You can look at Iowa’s 89-82 victory however you want.
I guess it was concerning Iowa gave up 82 points to a team which averaged 58 points per conference game coming into the season. Between you, me, and the fence post, we knew Iowa’s defense wasn’t good. But it doesn’t have to be good. The fast pace of the game meant Iowa gave up just 1.09 points a possession, though, which is a winning number. The only game Iowa has lost with a better defense this year is to Wisconsin.
Offensively, it was incredibly impressive. Iowa was comfortable leaning on flaming hot perimeter shooting throughout much of the first half (9/19) before powering it inside during the second half against a fatigued Nittany Lion back line for 32 points in the paint. All against a top 20ish defense who gave up 89 points just one other time, against North Carolina State, in a game with 5 more possessions. In other words, it was the best offensive performance Penn State has allowed this season
You can say whatever you want about this Iowa team. I’m ready to say they’re good. Perhaps really good.
They’re currently 11th in adjusted offensive efficiency (up from 14th prior to the PSU game) and 86th in adjusted defensive efficiency (down from 82nd). In KenPom’s history (2002), 14 out of 17 teams with an offensive efficiency between 10th and 20th and a defensive efficiency between 75th and 100th have gotten into the tournament.
Iowa has shown that the progress made is not a fluke. Last year’s offensive numbers (a significant jump over Peter Jok’s senior season) are holding weight as Iowa has improved upon them. The offseason focus on the defense is proving to be true.
Finally, Iowa’s tighter rotation is allowing guys to shine – particularly Ryan Kriener and Isaiah Moss. The cavalry came in Joe Wieskamp and Connor McCaffery. They’re able to beat Big Ten teams, on the road, without their best player, Tyler Cook.
After Sunday’s game against Illinois, the competition steps up big time. Even Illinois has proven, once again, nothing comes easy in the Big Ten. If Iowa can continue to play like they have been, there’s reason to believe this team is as good as any during Fran’s tenure.
14) Penn State Nittany Lions; 7-11 (0-7) (LT: 12)
13) Rutgers Scarlet Knights; 8-8 (1-5) (LT: 13)
12) Northwestern Wildcats; 10-7 (1-5) (LT: 11)
11) Illinois Fighting Illini; 5-12 (1-5) (LT: 14)
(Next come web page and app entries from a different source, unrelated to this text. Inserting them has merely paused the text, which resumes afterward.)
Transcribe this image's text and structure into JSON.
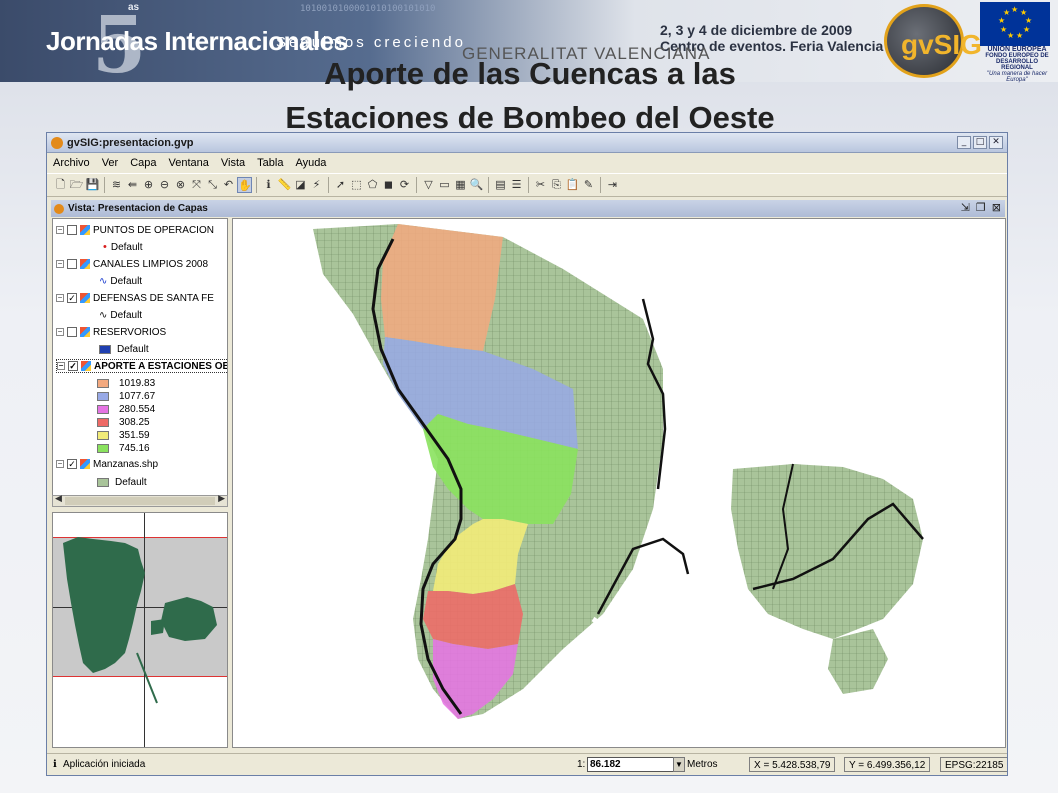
{
  "banner": {
    "title": "Jornadas Internacionales",
    "subtitle": "Seguimos creciendo",
    "edition_num": "5",
    "edition_suffix": "as",
    "binary": "1010010100001010100101010",
    "event_date": "2, 3 y 4 de diciembre de 2009",
    "event_place": "Centro de eventos. Feria Valencia",
    "generalitat": "GENERALITAT VALENCIANA",
    "gvsig_logo": "gvSIG",
    "eu_name": "UNIÓN EUROPEA",
    "eu_fund": "FONDO EUROPEO DE DESARROLLO REGIONAL",
    "eu_motto": "\"Una manera de hacer Europa\""
  },
  "slide": {
    "title_line1": "Aporte de las Cuencas a las",
    "title_line2": "Estaciones de Bombeo del Oeste"
  },
  "app": {
    "title": "gvSIG:presentacion.gvp",
    "window_buttons": [
      "_",
      "□",
      "✕"
    ],
    "menu": [
      "Archivo",
      "Ver",
      "Capa",
      "Ventana",
      "Vista",
      "Tabla",
      "Ayuda"
    ],
    "view_title": "Vista: Presentacion de Capas",
    "view_buttons": [
      "⇲",
      "❐",
      "⊠"
    ]
  },
  "toc": {
    "layers": [
      {
        "name": "PUNTOS DE OPERACION",
        "checked": false,
        "legend": [
          {
            "label": "Default",
            "symbol": "point-red",
            "color": "#d81e1e"
          }
        ]
      },
      {
        "name": "CANALES LIMPIOS 2008",
        "checked": false,
        "legend": [
          {
            "label": "Default",
            "symbol": "line-blue",
            "color": "#1a3ccf"
          }
        ]
      },
      {
        "name": "DEFENSAS DE SANTA FE",
        "checked": true,
        "legend": [
          {
            "label": "Default",
            "symbol": "line-black",
            "color": "#111111"
          }
        ]
      },
      {
        "name": "RESERVORIOS",
        "checked": false,
        "legend": [
          {
            "label": "Default",
            "symbol": "fill",
            "color": "#1f3fb0"
          }
        ]
      },
      {
        "name": "APORTE A ESTACIONES OES",
        "checked": true,
        "legend": [
          {
            "label": "1019.83",
            "symbol": "fill",
            "color": "#f3a97f"
          },
          {
            "label": "1077.67",
            "symbol": "fill",
            "color": "#98a9e6"
          },
          {
            "label": "280.554",
            "symbol": "fill",
            "color": "#e574e3"
          },
          {
            "label": "308.25",
            "symbol": "fill",
            "color": "#ee6a66"
          },
          {
            "label": "351.59",
            "symbol": "fill",
            "color": "#f2ec79"
          },
          {
            "label": "745.16",
            "symbol": "fill",
            "color": "#8ae25e"
          }
        ]
      },
      {
        "name": "Manzanas.shp",
        "checked": true,
        "legend": [
          {
            "label": "Default",
            "symbol": "fill",
            "color": "#a9c49a"
          }
        ]
      }
    ]
  },
  "status": {
    "message": "Aplicación iniciada",
    "scale_prefix": "1:",
    "scale_value": "86.182",
    "units": "Metros",
    "x": "X = 5.428.538,79",
    "y": "Y = 6.499.356,12",
    "epsg": "EPSG:22185"
  },
  "colors": {
    "block_fill": "#a9c49a",
    "locator_fill": "#2f6b4b"
  }
}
10) Minnesota Golden Gophers; 13-4 (3-3) (LT: 7)
9) Wisconsin Badgers; 11-6 (3-3) (LT: 6)
The main reason I am taking Power Rankings onto this blog other than having another point of record before getting hitched is an Ethan Happ rant:
If any Hawkeye shot free throws as poorly as Ethan Happ has for the last four years, it would hardly matter what else he did, he would be reviled. I do not understand how someone can be so bad for so long at free throws. He has GOTTEN WORSE. It’s literally unbelievable. And he’s #2 in KenPom rankings. WHAT THE HELL
8) Indiana Hoosiers; 12-3 (3-3) (LT: 4)
7) Ohio State Buckeyes; 12-4 (2-3) (LT: 3)
6) Nebraska Cornhuskers; 13-4 (3-3) (LT: 5)
5) Iowa Hawkeyes; 15-3 (4-3) (LT: 9)
4) Purdue Boilermakers; 11-6 (4-2) (LT: 8)
3) Maryland Terrapins; 15-3 (6-1) (LT: 10)
Sorry, I had to break my totally arbitrary rule of not moving a team more than four spots but the Big Ten’s second tier is very murky.
2) Michigan State Spartans; 15-2 (6-0) (LT: 2)
1) Michigan Wolverines; 17-0 (6-0) (LT: 1)